Originally a branch of the Formartine and Buchan Railway, which ran from Dyce to Peterhead, the line from Maud to Fraserburgh was authorised in 1863, opened in 1865 and was merged into the GNoSR in 1866.

It closed to passengers in 1965, five months after the Maud to Peterhead branch, and closed completely in 1979.


Fraserburgh branch, altered route, authorised: 21/7/1863
Merged with the GNoSR: 1/8/1866

Maud - Fraserburgh 24/4/1865

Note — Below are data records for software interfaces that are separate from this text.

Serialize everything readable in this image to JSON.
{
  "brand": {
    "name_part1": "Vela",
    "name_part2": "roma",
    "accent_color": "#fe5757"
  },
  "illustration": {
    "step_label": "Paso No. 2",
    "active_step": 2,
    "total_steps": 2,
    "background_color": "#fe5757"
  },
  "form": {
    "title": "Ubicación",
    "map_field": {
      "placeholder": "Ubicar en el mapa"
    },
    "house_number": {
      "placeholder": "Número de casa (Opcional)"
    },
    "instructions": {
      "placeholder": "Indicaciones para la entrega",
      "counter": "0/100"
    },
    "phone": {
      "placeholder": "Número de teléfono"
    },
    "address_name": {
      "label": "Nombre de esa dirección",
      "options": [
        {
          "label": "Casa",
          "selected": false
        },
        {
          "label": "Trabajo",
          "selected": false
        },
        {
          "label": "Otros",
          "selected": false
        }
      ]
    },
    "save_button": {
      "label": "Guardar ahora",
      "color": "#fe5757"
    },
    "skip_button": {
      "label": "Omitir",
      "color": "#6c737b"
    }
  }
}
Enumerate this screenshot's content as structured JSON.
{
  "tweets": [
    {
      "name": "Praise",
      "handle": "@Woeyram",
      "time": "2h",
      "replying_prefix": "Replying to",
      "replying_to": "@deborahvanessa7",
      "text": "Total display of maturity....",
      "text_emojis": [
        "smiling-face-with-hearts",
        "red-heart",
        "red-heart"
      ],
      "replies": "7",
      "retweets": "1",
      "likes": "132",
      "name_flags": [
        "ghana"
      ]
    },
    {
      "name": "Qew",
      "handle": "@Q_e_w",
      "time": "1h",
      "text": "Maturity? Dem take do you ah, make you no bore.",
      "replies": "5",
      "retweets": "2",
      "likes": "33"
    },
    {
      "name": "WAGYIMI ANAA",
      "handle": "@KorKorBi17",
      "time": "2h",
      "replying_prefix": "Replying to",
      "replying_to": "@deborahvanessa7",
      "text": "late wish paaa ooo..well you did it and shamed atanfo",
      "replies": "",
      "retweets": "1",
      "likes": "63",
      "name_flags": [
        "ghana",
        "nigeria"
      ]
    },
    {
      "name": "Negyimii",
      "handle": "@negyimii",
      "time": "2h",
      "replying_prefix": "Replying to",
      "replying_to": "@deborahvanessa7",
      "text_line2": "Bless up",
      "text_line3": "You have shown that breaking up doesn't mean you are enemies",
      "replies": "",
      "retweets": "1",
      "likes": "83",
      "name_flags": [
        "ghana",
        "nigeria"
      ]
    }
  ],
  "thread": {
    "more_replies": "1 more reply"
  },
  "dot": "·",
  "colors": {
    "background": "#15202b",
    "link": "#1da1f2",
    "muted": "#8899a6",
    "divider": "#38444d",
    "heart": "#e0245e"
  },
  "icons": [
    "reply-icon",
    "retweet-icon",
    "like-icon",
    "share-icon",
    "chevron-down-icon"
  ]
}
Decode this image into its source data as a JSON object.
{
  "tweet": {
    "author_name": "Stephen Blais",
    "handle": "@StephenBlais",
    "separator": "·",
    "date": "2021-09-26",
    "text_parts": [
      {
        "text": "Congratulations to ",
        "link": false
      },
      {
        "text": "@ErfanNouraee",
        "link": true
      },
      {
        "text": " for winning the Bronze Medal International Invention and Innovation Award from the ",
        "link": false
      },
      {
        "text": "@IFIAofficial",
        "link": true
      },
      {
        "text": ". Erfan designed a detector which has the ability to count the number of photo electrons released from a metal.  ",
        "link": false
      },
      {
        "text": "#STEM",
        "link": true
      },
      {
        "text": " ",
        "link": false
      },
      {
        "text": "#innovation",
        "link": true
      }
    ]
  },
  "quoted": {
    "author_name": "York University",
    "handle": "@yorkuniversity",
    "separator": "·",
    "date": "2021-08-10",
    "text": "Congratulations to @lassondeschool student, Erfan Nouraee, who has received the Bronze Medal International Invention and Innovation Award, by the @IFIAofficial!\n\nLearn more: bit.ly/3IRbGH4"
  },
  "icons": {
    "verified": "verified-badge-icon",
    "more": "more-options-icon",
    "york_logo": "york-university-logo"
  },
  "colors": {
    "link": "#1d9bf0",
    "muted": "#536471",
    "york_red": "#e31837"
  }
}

Maud - Fraserburgh
4/10/65 (passengers)
6/10/79 (goods/completely)

78 BRUCKLAY (P 4/10/65 G/CC 28/3/66)
79 STRICHEN (P 4/10/65 G/CC 19/6/67)
80 MORMOND (G 1/6/40 P/CC 4/10/65)
(unstaffed and renamed MORMOND HALT 1/6/39)
81 LONMAY (G 23/3/64 P/CC 4/10/65)
82 RATHEN (G 7/11/60 P/CC 4/10/65)
(unstaffed 7/11/60)
83 PHILORTH (G 26/7/26 P/CC 4/10/65)
(unstaffed 26/7/26, also known as PHILORTH HALT)
84 FRASERBURGH (P 4/10/65 G/CC 6/10/79)

Station openings
All stations except Rathen opened on 24/4/1865.
A rebuilt and enlarged station at Fraserburgh opened on 1/7/03.
The original Brucklay station was renamed New Maud Junction with the opening of Brucklay on the Fraserburgh branch.
Philorth was originally a private station serving Lord Saltoun of Philorth House.

Philorth closed to goods in 1926, Mormond in 1940, Rathen in 1960 and Lonmay in 1964.
All stations closed to passengers on 4/10/65 when these four stations closed completely.
Brucklay closed completely on 28/3/66.
Strichen closed completely on 19/6/67.
Fraserburgh closed completely on 6/10/79 when the branch shut to goods traffic.

PICTURE: Fraserburgh station in 1982, shortly before demolition (John G Williamson)